Follow these simple steps and you will be well on your way to making a more sustainable floral design choice:
When you opt for locally-grown flowers that are naturally in season in your part of the world, you are:
How do you know what flowers are in season locally? Ask your florist! A good florist should have a range of different seasonal varieties you can select from. Flower varieties change from week to week, just like fruit and vegetables, so what’s available one week isn’t necessarily there the next.
If there are no locally-grown flowers where you are and your florist only has imported varieties, ask your florist for flowers with a level of certification.
Just like chocolate and coffee, certifications exist in the cut flower industry to support better supply chain practices. Certifications might ensure farm workers are paid fairly or that toxic chemicals aren’t used on the farm.
Floral foam has been the material of choice for florists for the past 50 years. However, it is a single-use plastic and recent studies have confirmed that it harms aquatic animals. Sadly, floral foam can hang around for hundreds if not thousands of years after the flowers have died and often this applies to the plastic bases used to create the arrangement too. Many florists no longer use the product at all.
What are the alternatives?
More sustainable design options include:
So many flower-shop wrapping options have sneaky plastics – a shimmer or shine or something to add texture. While real cellophane is a plant-based product and breaks down harmlessly, many plastic wraps often sold as “cellophane” are in fact, plastic.
When asking your florist for your flowers to be gift-wrapped, keep it simple. Request no plastic. Ideally, home compostable waterproof bags around the base of the stems are much better for the environment than plastic bags. However, if your florist is re-using other plastics, this is a good thing too – as long as they find the right waste stream.
Flowers are called for at the most joyous or significant times in our lives. At the end of the day, this ought to be your focus. Communicate clearly to your florist or retailer that sustainability is important to you and more often than not, they will be happy to help find the best option for you.
Buy a bunch to be put in a vase of water. If you are sending flowers and you aren’t sure if the recipient has a vase, then perhaps include one as part of the gift.
If you are sending gift-wrapped flowers to someone’s workplace, think about how long the flowers may be there out of water until they reach home.

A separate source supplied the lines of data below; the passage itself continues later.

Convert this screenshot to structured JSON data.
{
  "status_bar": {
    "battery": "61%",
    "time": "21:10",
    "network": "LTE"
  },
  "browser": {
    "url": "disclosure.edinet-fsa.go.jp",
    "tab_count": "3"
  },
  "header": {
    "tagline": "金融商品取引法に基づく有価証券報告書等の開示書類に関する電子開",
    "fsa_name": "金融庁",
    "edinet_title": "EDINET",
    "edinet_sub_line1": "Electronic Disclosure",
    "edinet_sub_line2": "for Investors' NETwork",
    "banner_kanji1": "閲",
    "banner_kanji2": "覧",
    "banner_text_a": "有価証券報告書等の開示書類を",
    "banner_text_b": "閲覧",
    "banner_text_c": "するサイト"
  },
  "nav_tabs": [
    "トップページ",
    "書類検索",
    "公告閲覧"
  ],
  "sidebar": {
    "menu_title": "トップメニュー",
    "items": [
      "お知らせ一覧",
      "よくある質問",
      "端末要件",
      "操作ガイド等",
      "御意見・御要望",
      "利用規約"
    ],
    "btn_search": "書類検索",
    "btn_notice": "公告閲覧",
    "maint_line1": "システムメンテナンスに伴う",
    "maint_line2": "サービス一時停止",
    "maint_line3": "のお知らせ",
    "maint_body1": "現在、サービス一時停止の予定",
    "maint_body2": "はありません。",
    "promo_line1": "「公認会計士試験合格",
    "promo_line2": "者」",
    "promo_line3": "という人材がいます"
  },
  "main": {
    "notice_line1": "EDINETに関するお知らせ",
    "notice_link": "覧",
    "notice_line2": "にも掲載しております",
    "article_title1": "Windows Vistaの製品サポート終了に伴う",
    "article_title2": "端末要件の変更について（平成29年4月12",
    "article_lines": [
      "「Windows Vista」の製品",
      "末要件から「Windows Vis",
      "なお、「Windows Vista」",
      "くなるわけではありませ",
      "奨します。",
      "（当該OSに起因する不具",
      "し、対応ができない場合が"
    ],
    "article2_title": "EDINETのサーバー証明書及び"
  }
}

Opt for hardy varieties if you need to. Your florist is the best person to advise you.
If you are looking for a more elaborate arrangement, ask your florist about different sorts of containers they can use to create your arrangement, depending on the size and requirements. The key is to ask for something that doesn’t require floral foam. Your florist can also create a hand-tied bouquet and place it in a vessel. Using foliage to support your arrangement helps the florist, and this will give your arrangement a greener and fuller look.
Weddings and events can incorporate a lot of flowers. Good decisions in the planning process can have a huge impact on the environmental footprint left by your event.
For information on Eco-Friendly Weddings and events see our handy resource.Event flowers
Flowers play an important role in funeral and memorial services across many cultures. But sadly, funeral tributes can leave a lasting legacy of unnecessary waste.
To cut out waste and prevent your tribute from adding more to the world’s plastic crisis, see our advice for consumers on eco-friendly funeral designsFuneral flowers